"We have got to do something about gun violence in America," the 2016 presidential candidate said. "And I will take it on."

Read: The Man Who Killed Two Journalists on Live TV This Morning Is Now Dead

Hours after two TV journalists were shot and killed in Virginia by a disgruntled colleague during a broadcast Wednesday morning, Hillary Clinton addressed the incident at an Iowa press conference and reiterated her support of gun control.

"First of all, I was so just stricken to think that these two young people… would be murdered on live television," she said. "And I will extend my condolences and sympathies to their families and to their coworkers and pray for the woman who last I checked was still in critical condition. But I will also reiterate: We have got to do something about gun violence in America.

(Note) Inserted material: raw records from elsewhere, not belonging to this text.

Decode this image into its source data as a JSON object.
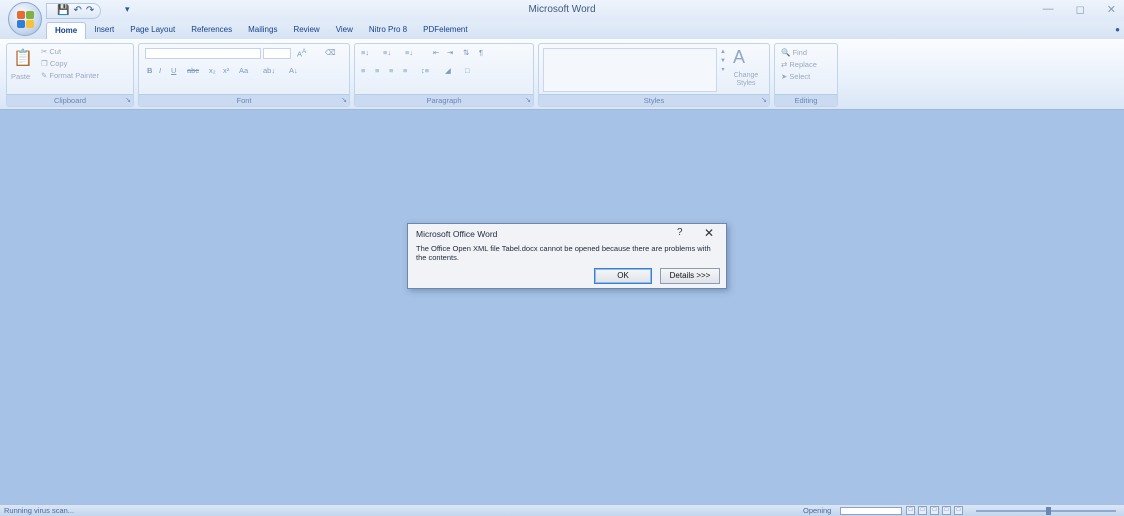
{
  "window": {
    "title": "Microsoft Word",
    "controls": [
      "—",
      "◻",
      "✕"
    ]
  },
  "quick_access": {
    "save_icon": "save-icon",
    "undo_icon": "undo-icon",
    "redo_icon": "redo-icon"
  },
  "ribbon_tabs": [
    {
      "label": "Home",
      "active": true
    },
    {
      "label": "Insert",
      "active": false
    },
    {
      "label": "Page Layout",
      "active": false
    },
    {
      "label": "References",
      "active": false
    },
    {
      "label": "Mailings",
      "active": false
    },
    {
      "label": "Review",
      "active": false
    },
    {
      "label": "View",
      "active": false
    },
    {
      "label": "Nitro Pro 8",
      "active": false
    },
    {
      "label": "PDFelement",
      "active": false
    }
  ],
  "ribbon": {
    "clipboard": {
      "label": "Clipboard",
      "paste": "Paste",
      "cut": "Cut",
      "copy": "Copy",
      "format_painter": "Format Painter"
    },
    "font": {
      "label": "Font"
    },
    "paragraph": {
      "label": "Paragraph"
    },
    "styles": {
      "label": "Styles",
      "change_styles": "Change Styles"
    },
    "editing": {
      "label": "Editing",
      "find": "Find",
      "replace": "Replace",
      "select": "Select"
    }
  },
  "dialog": {
    "title": "Microsoft Office Word",
    "help": "?",
    "close": "✕",
    "message": "The Office Open XML file Tabel.docx cannot be opened because there are problems with the contents.",
    "ok_label": "OK",
    "details_label": "Details >>>"
  },
  "status": {
    "left_text": "Running virus scan...",
    "opening_text": "Opening",
    "progress": 0.0
  },
  "colors": {
    "workspace": "#a6c2e6",
    "ribbon_text": "#15428b"
  }
}
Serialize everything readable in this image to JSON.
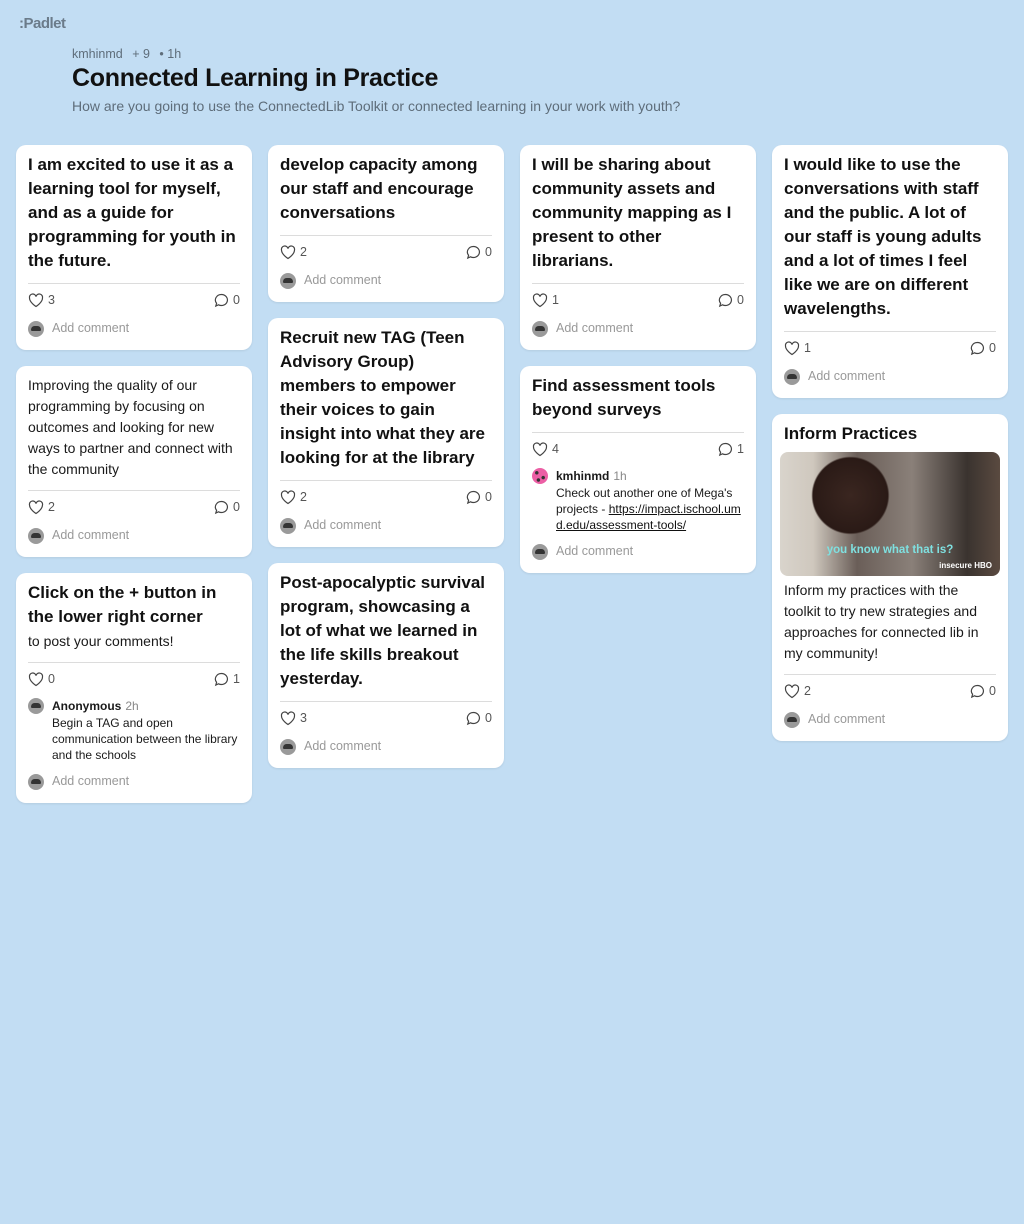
{
  "app": {
    "logo": ":Padlet"
  },
  "header": {
    "author": "kmhinmd",
    "contributors": "+ 9",
    "time": "• 1h",
    "title": "Connected Learning in Practice",
    "subtitle": "How are you going to use the ConnectedLib Toolkit or connected learning in your work with youth?"
  },
  "add_comment_label": "Add comment",
  "columns": [
    [
      {
        "title": "I am excited to use it as a learning tool for myself, and as a guide for programming for youth in the future.",
        "likes": "3",
        "comments_count": "0",
        "comments": []
      },
      {
        "body": "Improving the quality of our programming by focusing on outcomes and looking for new ways to partner and connect with the community",
        "likes": "2",
        "comments_count": "0",
        "comments": []
      },
      {
        "title": "Click on the + button in the lower right corner",
        "body": "to post your comments!",
        "likes": "0",
        "comments_count": "1",
        "comments": [
          {
            "author": "Anonymous",
            "time": "2h",
            "text": "Begin a TAG and open communication between the library and the schools",
            "avatar": "gray"
          }
        ]
      }
    ],
    [
      {
        "title": "develop capacity among our staff and encourage conversations",
        "likes": "2",
        "comments_count": "0",
        "comments": []
      },
      {
        "title": "Recruit new TAG (Teen Advisory Group) members to empower their voices to gain insight into what they are looking for at the library",
        "likes": "2",
        "comments_count": "0",
        "comments": []
      },
      {
        "title": "Post-apocalyptic survival program, showcasing a lot of what we learned in the life skills breakout yesterday.",
        "likes": "3",
        "comments_count": "0",
        "comments": []
      }
    ],
    [
      {
        "title": "I will be sharing about community assets and community mapping as I present to other librarians.",
        "likes": "1",
        "comments_count": "0",
        "comments": []
      },
      {
        "title": "Find assessment tools beyond surveys",
        "likes": "4",
        "comments_count": "1",
        "comments": [
          {
            "author": "kmhinmd",
            "time": "1h",
            "text": "Check out another one of Mega's projects - ",
            "link": "https://impact.ischool.umd.edu/assessment-tools/",
            "avatar": "pink"
          }
        ]
      }
    ],
    [
      {
        "title": "I would like to use the conversations with staff and the public. A lot of our staff is young adults and a lot of times I feel like we are on different wavelengths.",
        "likes": "1",
        "comments_count": "0",
        "comments": []
      },
      {
        "title": "Inform Practices",
        "image": {
          "caption": "you know what that is?",
          "watermark": "insecure HBO"
        },
        "body": "Inform my practices with the toolkit to try new strategies and approaches for connected lib in my community!",
        "likes": "2",
        "comments_count": "0",
        "comments": []
      }
    ]
  ]
}
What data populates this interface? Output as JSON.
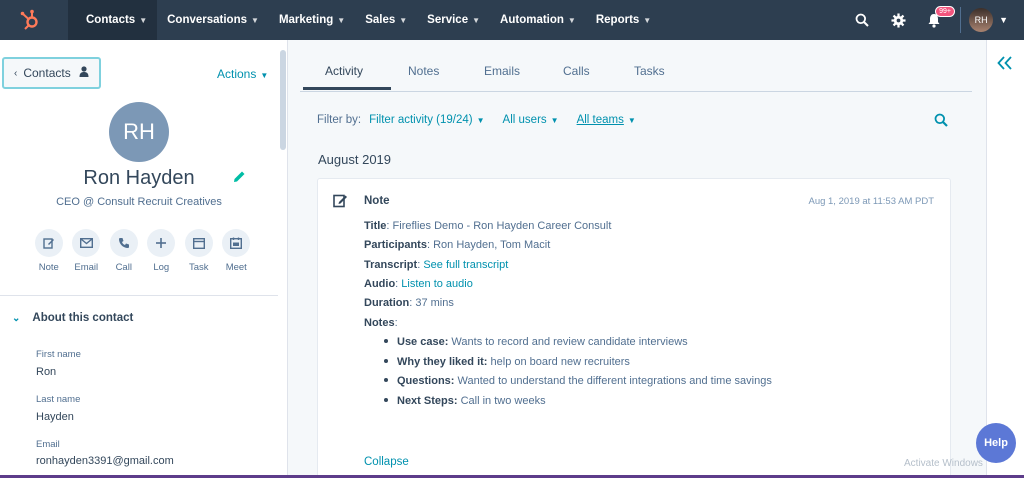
{
  "topnav": {
    "items": [
      {
        "label": "Contacts"
      },
      {
        "label": "Conversations"
      },
      {
        "label": "Marketing"
      },
      {
        "label": "Sales"
      },
      {
        "label": "Service"
      },
      {
        "label": "Automation"
      },
      {
        "label": "Reports"
      }
    ],
    "notification_count": "99+",
    "avatar_initials": "RH"
  },
  "sidebar": {
    "back_label": "Contacts",
    "actions_label": "Actions",
    "avatar_initials": "RH",
    "contact_name": "Ron Hayden",
    "contact_title": "CEO @ Consult Recruit Creatives",
    "quick_actions": [
      {
        "label": "Note",
        "icon": "note-edit-icon"
      },
      {
        "label": "Email",
        "icon": "email-icon"
      },
      {
        "label": "Call",
        "icon": "phone-icon"
      },
      {
        "label": "Log",
        "icon": "plus-icon"
      },
      {
        "label": "Task",
        "icon": "task-icon"
      },
      {
        "label": "Meet",
        "icon": "calendar-icon"
      }
    ],
    "about_heading": "About this contact",
    "properties": [
      {
        "label": "First name",
        "value": "Ron"
      },
      {
        "label": "Last name",
        "value": "Hayden"
      },
      {
        "label": "Email",
        "value": "ronhayden3391@gmail.com"
      }
    ]
  },
  "main": {
    "tabs": [
      {
        "label": "Activity"
      },
      {
        "label": "Notes"
      },
      {
        "label": "Emails"
      },
      {
        "label": "Calls"
      },
      {
        "label": "Tasks"
      }
    ],
    "filter": {
      "label": "Filter by:",
      "activity": "Filter activity (19/24)",
      "users": "All users",
      "teams": "All teams"
    },
    "month_heading": "August 2019",
    "note": {
      "type": "Note",
      "timestamp": "Aug 1, 2019 at 11:53 AM PDT",
      "title_label": "Title",
      "title_value": ": Fireflies Demo - Ron Hayden Career Consult",
      "participants_label": "Participants",
      "participants_value": ": Ron Hayden, Tom Macit",
      "transcript_label": "Transcript",
      "transcript_sep": ": ",
      "transcript_link": "See full transcript",
      "audio_label": "Audio",
      "audio_sep": ": ",
      "audio_link": "Listen to audio",
      "duration_label": "Duration",
      "duration_value": ": 37 mins",
      "notes_label": "Notes",
      "notes_sep": ":",
      "bullets": [
        {
          "label": "Use case:",
          "value": " Wants to record and review candidate interviews"
        },
        {
          "label": "Why they liked it:",
          "value": " help on board new recruiters"
        },
        {
          "label": "Questions:",
          "value": " Wanted to understand the different integrations and time savings"
        },
        {
          "label": "Next Steps:",
          "value": " Call in two weeks"
        }
      ],
      "collapse_label": "Collapse"
    }
  },
  "watermark": "Activate Windows",
  "help_label": "Help",
  "colors": {
    "nav_bg": "#2d3e50",
    "accent": "#0091ae",
    "text": "#33475b",
    "logo": "#ff7a59",
    "help": "#5c78d6"
  }
}
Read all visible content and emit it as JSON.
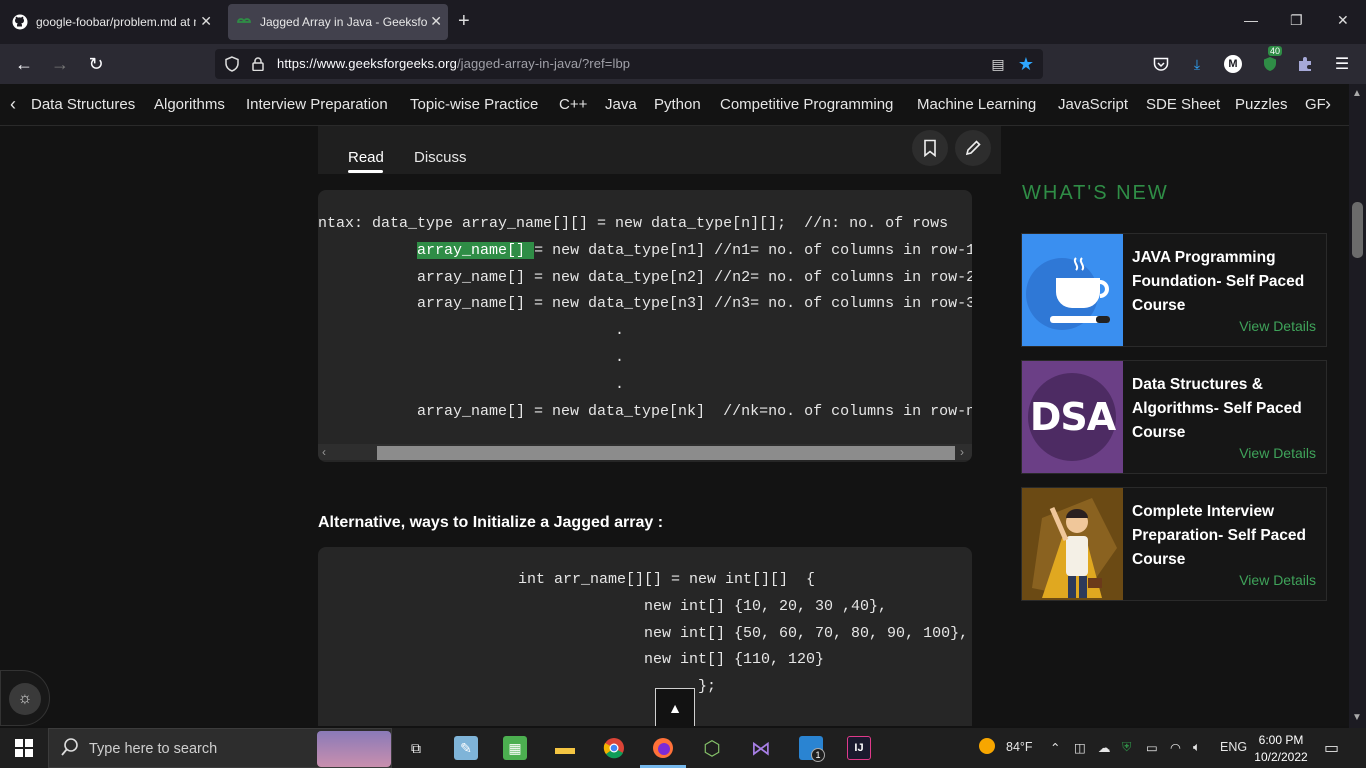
{
  "browser": {
    "tabs": [
      {
        "title": "google-foobar/problem.md at ma",
        "active": false
      },
      {
        "title": "Jagged Array in Java - GeeksforG",
        "active": true
      }
    ],
    "url_host": "https://www.geeksforgeeks.org",
    "url_path": "/jagged-array-in-java/?ref=lbp",
    "extension_badge": "40",
    "profile_initial": "M"
  },
  "sitenav": {
    "items": [
      "Data Structures",
      "Algorithms",
      "Interview Preparation",
      "Topic-wise Practice",
      "C++",
      "Java",
      "Python",
      "Competitive Programming",
      "Machine Learning",
      "JavaScript",
      "SDE Sheet",
      "Puzzles",
      "GFG"
    ]
  },
  "article": {
    "tabs": {
      "read": "Read",
      "discuss": "Discuss"
    },
    "code1_lines": [
      "ntax: data_type array_name[][] = new data_type[n][];  //n: no. of rows",
      "           array_name[] = new data_type[n1] //n1= no. of columns in row-1",
      "           array_name[] = new data_type[n2] //n2= no. of columns in row-2",
      "           array_name[] = new data_type[n3] //n3= no. of columns in row-3",
      "                                 .",
      "                                 .",
      "                                 .",
      "           array_name[] = new data_type[nk]  //nk=no. of columns in row-n"
    ],
    "code1_highlight": "array_name[] ",
    "alt_heading": "Alternative, ways to Initialize a Jagged array :",
    "code2_lines": [
      "int arr_name[][] = new int[][]  {",
      "              new int[] {10, 20, 30 ,40},",
      "              new int[] {50, 60, 70, 80, 90, 100},",
      "              new int[] {110, 120}",
      "                    };"
    ]
  },
  "sidebar": {
    "heading": "WHAT'S NEW",
    "courses": [
      {
        "title": "JAVA Programming Foundation- Self Paced Course",
        "link": "View Details",
        "thumb_icon": "coffee-cup-icon",
        "thumb_color": "#3a8ff0"
      },
      {
        "title": "Data Structures & Algorithms- Self Paced Course",
        "link": "View Details",
        "thumb_icon": "dsa-logo",
        "thumb_text": "DSA",
        "thumb_color": "#6b3f86"
      },
      {
        "title": "Complete Interview Preparation- Self Paced Course",
        "link": "View Details",
        "thumb_icon": "person-cape-icon",
        "thumb_color": "#9c6a1a"
      }
    ]
  },
  "taskbar": {
    "search_placeholder": "Type here to search",
    "weather": "84°F",
    "language": "ENG",
    "time": "6:00 PM",
    "date": "10/2/2022",
    "badge": "1"
  },
  "colors": {
    "accent_green": "#2f8d46",
    "page_bg": "#131313",
    "code_bg": "#262626"
  }
}
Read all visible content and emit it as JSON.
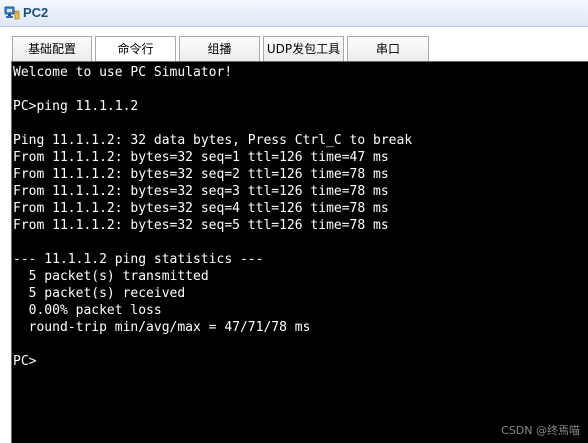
{
  "window": {
    "title": "PC2",
    "icon": "pc-simulator-icon"
  },
  "tabs": [
    {
      "label": "基础配置",
      "active": false
    },
    {
      "label": "命令行",
      "active": true
    },
    {
      "label": "组播",
      "active": false
    },
    {
      "label": "UDP发包工具",
      "active": false
    },
    {
      "label": "串口",
      "active": false
    }
  ],
  "terminal": {
    "lines": [
      "Welcome to use PC Simulator!",
      "",
      "PC>ping 11.1.1.2",
      "",
      "Ping 11.1.1.2: 32 data bytes, Press Ctrl_C to break",
      "From 11.1.1.2: bytes=32 seq=1 ttl=126 time=47 ms",
      "From 11.1.1.2: bytes=32 seq=2 ttl=126 time=78 ms",
      "From 11.1.1.2: bytes=32 seq=3 ttl=126 time=78 ms",
      "From 11.1.1.2: bytes=32 seq=4 ttl=126 time=78 ms",
      "From 11.1.1.2: bytes=32 seq=5 ttl=126 time=78 ms",
      "",
      "--- 11.1.1.2 ping statistics ---",
      "  5 packet(s) transmitted",
      "  5 packet(s) received",
      "  0.00% packet loss",
      "  round-trip min/avg/max = 47/71/78 ms",
      "",
      "PC>"
    ]
  },
  "watermark": "CSDN @终焉喵",
  "colors": {
    "terminal_bg": "#000000",
    "terminal_fg": "#ffffff",
    "title_text": "#1b4f8c"
  }
}
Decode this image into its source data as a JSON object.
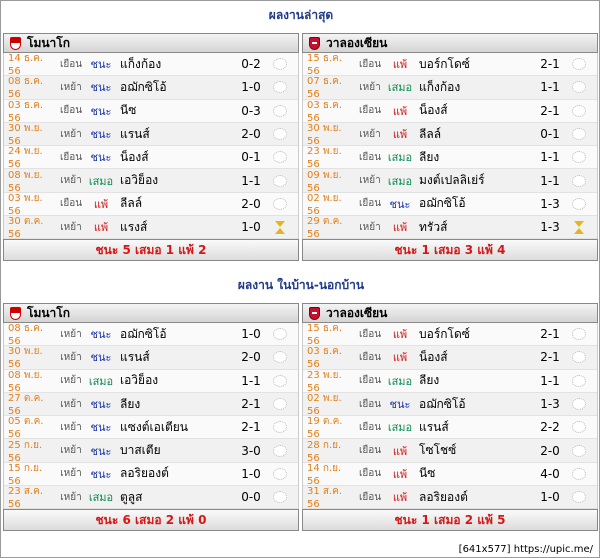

And I will take it on."


Clinton went on to say that some politicians "turn away" from trying to pass gun control legislation due to it being a "very political, difficult issue in America." She also added this on Twitter:

Heartbroken and angry. We must act to stop gun violence, and we cannot wait any longer. Praying for the victims' families in Virginia. -H

— Hillary Clinton (@HillaryClinton)August 26, 2015

Other candidates, including Vermont Senator Bernie Sanders, a self-declared socialist who is Clinton's main competition for the Democratic Party nomination, stuck to issuing apolitical statements expressing sorrow and shock.

I am saddened by the senseless deaths of Alison Parker and Adam Ward. Jane and I have their families and friends in our thoughts.

— Bernie Sanders (@BernieSanders)August 26, 2015

Shocked by the horrific murders in Roanoke. Columba and I are praying for Alison, Adam and all those affected.

— Jeb Bush (@JebBush)August 26, 2015

All of our thoughts and prayers are with the family, friends, and loved ones of — Ted Cruz (@tedcruz)August 26, 2015

Clinton is unique among 2016 hopefuls for voicing opposition to the politically powerful gun lobby, which reflects her long-held views. In 1999, as First Lady, she lent her support to a campaign to defeat a pro-gun measure in Missouri; since the Charleston, South Carolina, church shooting she has been critical of gun violence in America on her campaign—a message that seems increasingly relevant as more and more mass shootings make the news.

"I want to reiterate how important it is we not let another terrible instance go by without trying to do something more to prevent this incredible killing that is stalking our country" said in Iowa. "I hope that in addition to expressing sympathy for those directly affected, that this is maybe—for the media, for the public, for elected officials, for every American—what it hopefully will finally take for us to act."